**PROBLEM TO WORK ON**
In the listing that follows, how many lines contain the string "XCPointerEventPath"? Provide only the number.

----------

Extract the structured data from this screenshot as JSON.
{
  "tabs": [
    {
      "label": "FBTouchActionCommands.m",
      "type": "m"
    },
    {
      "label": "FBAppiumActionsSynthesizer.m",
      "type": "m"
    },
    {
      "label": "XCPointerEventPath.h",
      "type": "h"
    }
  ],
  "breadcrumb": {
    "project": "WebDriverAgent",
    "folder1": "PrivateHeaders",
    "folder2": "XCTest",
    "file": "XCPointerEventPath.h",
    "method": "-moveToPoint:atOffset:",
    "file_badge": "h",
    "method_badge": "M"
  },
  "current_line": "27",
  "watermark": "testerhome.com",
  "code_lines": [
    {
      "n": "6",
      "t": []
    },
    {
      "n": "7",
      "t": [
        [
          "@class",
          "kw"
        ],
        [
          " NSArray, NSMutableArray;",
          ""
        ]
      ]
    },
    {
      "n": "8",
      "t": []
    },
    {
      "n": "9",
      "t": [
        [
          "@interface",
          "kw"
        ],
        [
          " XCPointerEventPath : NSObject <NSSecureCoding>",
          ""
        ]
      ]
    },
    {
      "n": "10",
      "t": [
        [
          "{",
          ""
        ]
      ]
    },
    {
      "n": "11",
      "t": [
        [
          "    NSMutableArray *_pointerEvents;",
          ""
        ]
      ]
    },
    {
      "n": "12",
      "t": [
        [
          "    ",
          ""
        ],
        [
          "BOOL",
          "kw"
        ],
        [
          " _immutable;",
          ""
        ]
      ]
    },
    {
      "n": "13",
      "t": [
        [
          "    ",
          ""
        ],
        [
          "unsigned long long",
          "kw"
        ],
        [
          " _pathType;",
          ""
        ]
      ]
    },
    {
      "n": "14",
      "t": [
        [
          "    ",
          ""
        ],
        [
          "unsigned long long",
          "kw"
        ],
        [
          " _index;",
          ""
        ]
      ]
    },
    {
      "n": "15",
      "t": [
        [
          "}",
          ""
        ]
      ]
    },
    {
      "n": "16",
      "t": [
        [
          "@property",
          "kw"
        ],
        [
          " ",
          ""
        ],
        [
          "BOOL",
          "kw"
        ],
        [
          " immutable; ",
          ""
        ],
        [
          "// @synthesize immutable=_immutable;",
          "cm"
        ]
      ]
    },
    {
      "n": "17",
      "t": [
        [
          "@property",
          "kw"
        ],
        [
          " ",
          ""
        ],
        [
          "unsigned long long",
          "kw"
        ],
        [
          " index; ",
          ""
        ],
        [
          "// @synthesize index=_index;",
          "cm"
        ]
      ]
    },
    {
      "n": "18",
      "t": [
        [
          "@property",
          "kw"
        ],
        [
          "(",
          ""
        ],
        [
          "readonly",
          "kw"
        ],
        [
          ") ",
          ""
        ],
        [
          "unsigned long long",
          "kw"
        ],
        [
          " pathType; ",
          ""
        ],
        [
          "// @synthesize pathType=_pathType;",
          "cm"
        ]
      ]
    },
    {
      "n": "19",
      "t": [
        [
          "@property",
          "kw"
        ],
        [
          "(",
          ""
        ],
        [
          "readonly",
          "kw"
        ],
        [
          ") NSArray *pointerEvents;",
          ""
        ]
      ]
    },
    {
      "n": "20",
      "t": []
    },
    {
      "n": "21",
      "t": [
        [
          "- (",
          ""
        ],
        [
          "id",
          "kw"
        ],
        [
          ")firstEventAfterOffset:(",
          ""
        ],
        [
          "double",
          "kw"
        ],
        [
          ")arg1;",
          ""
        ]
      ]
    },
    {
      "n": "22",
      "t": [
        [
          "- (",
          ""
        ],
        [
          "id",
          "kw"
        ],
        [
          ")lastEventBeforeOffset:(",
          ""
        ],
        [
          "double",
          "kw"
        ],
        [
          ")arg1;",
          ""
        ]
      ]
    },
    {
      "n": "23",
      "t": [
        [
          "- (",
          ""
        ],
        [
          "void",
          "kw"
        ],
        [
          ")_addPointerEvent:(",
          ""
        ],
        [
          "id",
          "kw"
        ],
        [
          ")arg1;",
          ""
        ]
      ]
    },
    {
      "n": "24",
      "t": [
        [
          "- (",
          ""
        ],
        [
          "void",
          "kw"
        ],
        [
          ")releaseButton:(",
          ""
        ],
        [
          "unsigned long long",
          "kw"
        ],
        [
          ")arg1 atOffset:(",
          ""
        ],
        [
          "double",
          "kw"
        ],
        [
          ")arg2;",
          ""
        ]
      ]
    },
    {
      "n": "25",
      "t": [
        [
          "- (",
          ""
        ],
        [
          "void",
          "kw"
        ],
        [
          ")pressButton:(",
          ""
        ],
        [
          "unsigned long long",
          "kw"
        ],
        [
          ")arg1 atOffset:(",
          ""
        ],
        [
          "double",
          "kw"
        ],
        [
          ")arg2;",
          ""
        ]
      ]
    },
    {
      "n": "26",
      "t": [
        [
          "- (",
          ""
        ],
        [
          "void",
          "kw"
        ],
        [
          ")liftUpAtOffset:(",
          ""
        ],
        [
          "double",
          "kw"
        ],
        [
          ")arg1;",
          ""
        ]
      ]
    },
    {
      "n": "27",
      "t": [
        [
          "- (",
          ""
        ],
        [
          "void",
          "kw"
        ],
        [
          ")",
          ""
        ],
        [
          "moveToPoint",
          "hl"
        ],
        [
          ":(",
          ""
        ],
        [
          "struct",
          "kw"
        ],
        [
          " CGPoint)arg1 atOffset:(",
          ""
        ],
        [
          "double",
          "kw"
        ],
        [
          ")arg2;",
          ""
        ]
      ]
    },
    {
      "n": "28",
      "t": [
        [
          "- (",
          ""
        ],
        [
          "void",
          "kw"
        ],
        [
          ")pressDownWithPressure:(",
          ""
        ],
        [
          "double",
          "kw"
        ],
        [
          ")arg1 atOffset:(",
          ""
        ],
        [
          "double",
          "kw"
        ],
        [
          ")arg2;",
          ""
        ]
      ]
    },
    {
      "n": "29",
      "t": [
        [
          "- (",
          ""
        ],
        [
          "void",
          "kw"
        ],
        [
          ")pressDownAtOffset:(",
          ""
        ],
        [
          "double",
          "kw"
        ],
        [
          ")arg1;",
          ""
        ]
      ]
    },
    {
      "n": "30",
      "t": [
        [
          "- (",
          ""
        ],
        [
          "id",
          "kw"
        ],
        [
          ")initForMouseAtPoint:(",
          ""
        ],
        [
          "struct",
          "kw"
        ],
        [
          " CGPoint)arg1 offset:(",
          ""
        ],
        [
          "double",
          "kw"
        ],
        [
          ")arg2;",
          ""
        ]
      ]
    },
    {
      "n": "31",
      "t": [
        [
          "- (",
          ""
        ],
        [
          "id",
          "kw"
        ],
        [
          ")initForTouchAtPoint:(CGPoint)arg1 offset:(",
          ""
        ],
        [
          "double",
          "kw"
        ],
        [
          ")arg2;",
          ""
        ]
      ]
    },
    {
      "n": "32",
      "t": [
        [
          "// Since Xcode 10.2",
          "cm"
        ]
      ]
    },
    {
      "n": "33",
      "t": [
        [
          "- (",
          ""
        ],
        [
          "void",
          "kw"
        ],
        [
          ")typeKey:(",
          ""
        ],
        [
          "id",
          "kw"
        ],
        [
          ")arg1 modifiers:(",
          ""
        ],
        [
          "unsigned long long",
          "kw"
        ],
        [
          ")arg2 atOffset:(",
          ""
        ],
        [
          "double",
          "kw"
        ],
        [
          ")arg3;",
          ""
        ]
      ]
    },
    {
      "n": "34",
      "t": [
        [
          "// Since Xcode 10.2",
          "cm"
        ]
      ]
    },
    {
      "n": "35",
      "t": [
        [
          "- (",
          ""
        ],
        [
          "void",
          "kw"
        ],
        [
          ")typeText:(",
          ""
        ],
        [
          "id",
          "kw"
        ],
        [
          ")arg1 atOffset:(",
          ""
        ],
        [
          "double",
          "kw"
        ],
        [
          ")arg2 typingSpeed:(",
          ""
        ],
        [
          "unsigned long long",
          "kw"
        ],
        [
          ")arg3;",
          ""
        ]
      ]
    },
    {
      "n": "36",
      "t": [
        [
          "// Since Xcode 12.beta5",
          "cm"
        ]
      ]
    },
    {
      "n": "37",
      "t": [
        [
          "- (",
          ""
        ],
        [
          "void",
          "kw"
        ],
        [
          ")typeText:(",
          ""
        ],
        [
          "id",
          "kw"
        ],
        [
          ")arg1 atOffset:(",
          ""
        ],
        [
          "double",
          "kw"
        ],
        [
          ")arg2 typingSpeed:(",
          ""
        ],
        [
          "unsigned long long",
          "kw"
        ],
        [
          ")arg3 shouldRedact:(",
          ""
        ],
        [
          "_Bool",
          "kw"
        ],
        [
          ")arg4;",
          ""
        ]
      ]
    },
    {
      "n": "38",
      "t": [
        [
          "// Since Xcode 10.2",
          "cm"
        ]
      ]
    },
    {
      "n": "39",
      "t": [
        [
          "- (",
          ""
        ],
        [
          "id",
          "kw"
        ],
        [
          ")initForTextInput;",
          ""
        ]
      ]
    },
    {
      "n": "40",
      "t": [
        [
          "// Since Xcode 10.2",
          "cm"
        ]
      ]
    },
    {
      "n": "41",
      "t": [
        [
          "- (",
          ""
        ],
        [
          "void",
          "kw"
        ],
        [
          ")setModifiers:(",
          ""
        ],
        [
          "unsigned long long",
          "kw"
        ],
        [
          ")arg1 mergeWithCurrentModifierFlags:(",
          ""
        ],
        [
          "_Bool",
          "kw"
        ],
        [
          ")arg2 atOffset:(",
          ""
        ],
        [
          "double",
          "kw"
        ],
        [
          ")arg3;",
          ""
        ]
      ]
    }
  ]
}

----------

**ANSWER SPACE**
3